Many presidents won't hire black coaches because they are worried about how alumni and donors will react. When black basketball coaches were scarce 30 years ago, the same argument was used – and it was wrong. Positive change only can occur when college presidents provide leadership, refusing to let boosters call the shots.
There is too much of a rush to hire football coaches – to quickly get the hottest name to help in recruiting. A program will not be made or broken in the first three weeks of December. We need to allow the process to take place, and for this to happen, college presidents must make diversity a priority.
Then there are the athletics directors. They gather the list of candidates and form the search committees – and also sit only a phone call away from every wealthy booster's opinion about how to run the program. It's time for them to show some backbone.
Every AD in the country has a short list of coaching candidates for when the time comes. They need to find out who the top black coaches are and add them to their list. At least this may get them in the ballgame.
Finally, head coaches must do everything they can to identify and encourage promising young black athletes to become coaches. They must convince these athletes that coaching is a noble, worthy profession and that, when the time comes, they will give them an opportunity to coach.
Today's head coaches must move beyond the unwritten rule that says staffs will consist of seven white and two black coaches.
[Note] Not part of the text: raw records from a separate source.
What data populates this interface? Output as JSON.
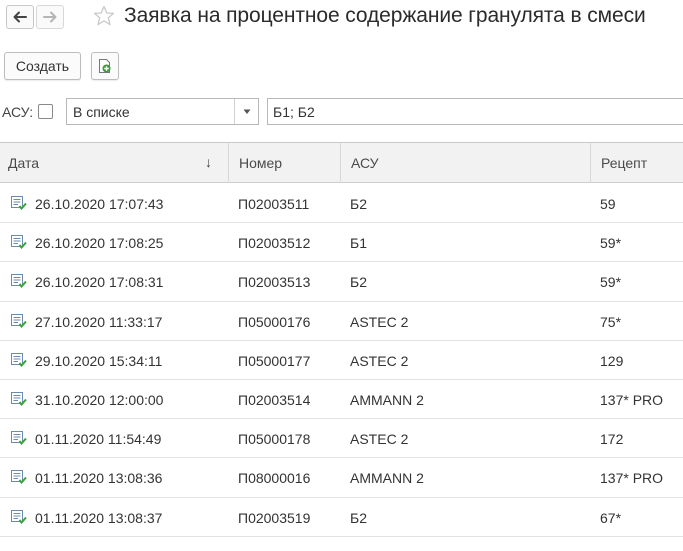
{
  "header": {
    "title": "Заявка на процентное содержание гранулята в смеси"
  },
  "toolbar": {
    "create_label": "Создать"
  },
  "filter": {
    "asu_label": "АСУ:",
    "mode_value": "В списке",
    "values": "Б1; Б2"
  },
  "table": {
    "columns": [
      "Дата",
      "Номер",
      "АСУ",
      "Рецепт"
    ],
    "rows": [
      {
        "date": "26.10.2020 17:07:43",
        "number": "П02003511",
        "asu": "Б2",
        "recipe": "59"
      },
      {
        "date": "26.10.2020 17:08:25",
        "number": "П02003512",
        "asu": "Б1",
        "recipe": "59*"
      },
      {
        "date": "26.10.2020 17:08:31",
        "number": "П02003513",
        "asu": "Б2",
        "recipe": "59*"
      },
      {
        "date": "27.10.2020 11:33:17",
        "number": "П05000176",
        "asu": "ASTEC 2",
        "recipe": "75*"
      },
      {
        "date": "29.10.2020 15:34:11",
        "number": "П05000177",
        "asu": "ASTEC 2",
        "recipe": "129"
      },
      {
        "date": "31.10.2020 12:00:00",
        "number": "П02003514",
        "asu": "AMMANN 2",
        "recipe": "137* PRO"
      },
      {
        "date": "01.11.2020 11:54:49",
        "number": "П05000178",
        "asu": "ASTEC 2",
        "recipe": "172"
      },
      {
        "date": "01.11.2020 13:08:36",
        "number": "П08000016",
        "asu": "AMMANN 2",
        "recipe": "137* PRO"
      },
      {
        "date": "01.11.2020 13:08:37",
        "number": "П02003519",
        "asu": "Б2",
        "recipe": "67*"
      }
    ]
  }
}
For today's staffs to be more representative of the student-athletes they recruit, there ought to be at least one black coordinator and three or four black assistant coaches. Most importantly, this must be done not just because it is the right thing to do but also because it is the best way to win games.
Players are told they must make their grades if they are going to play the game. Maybe it's time college football took a look at its own report card.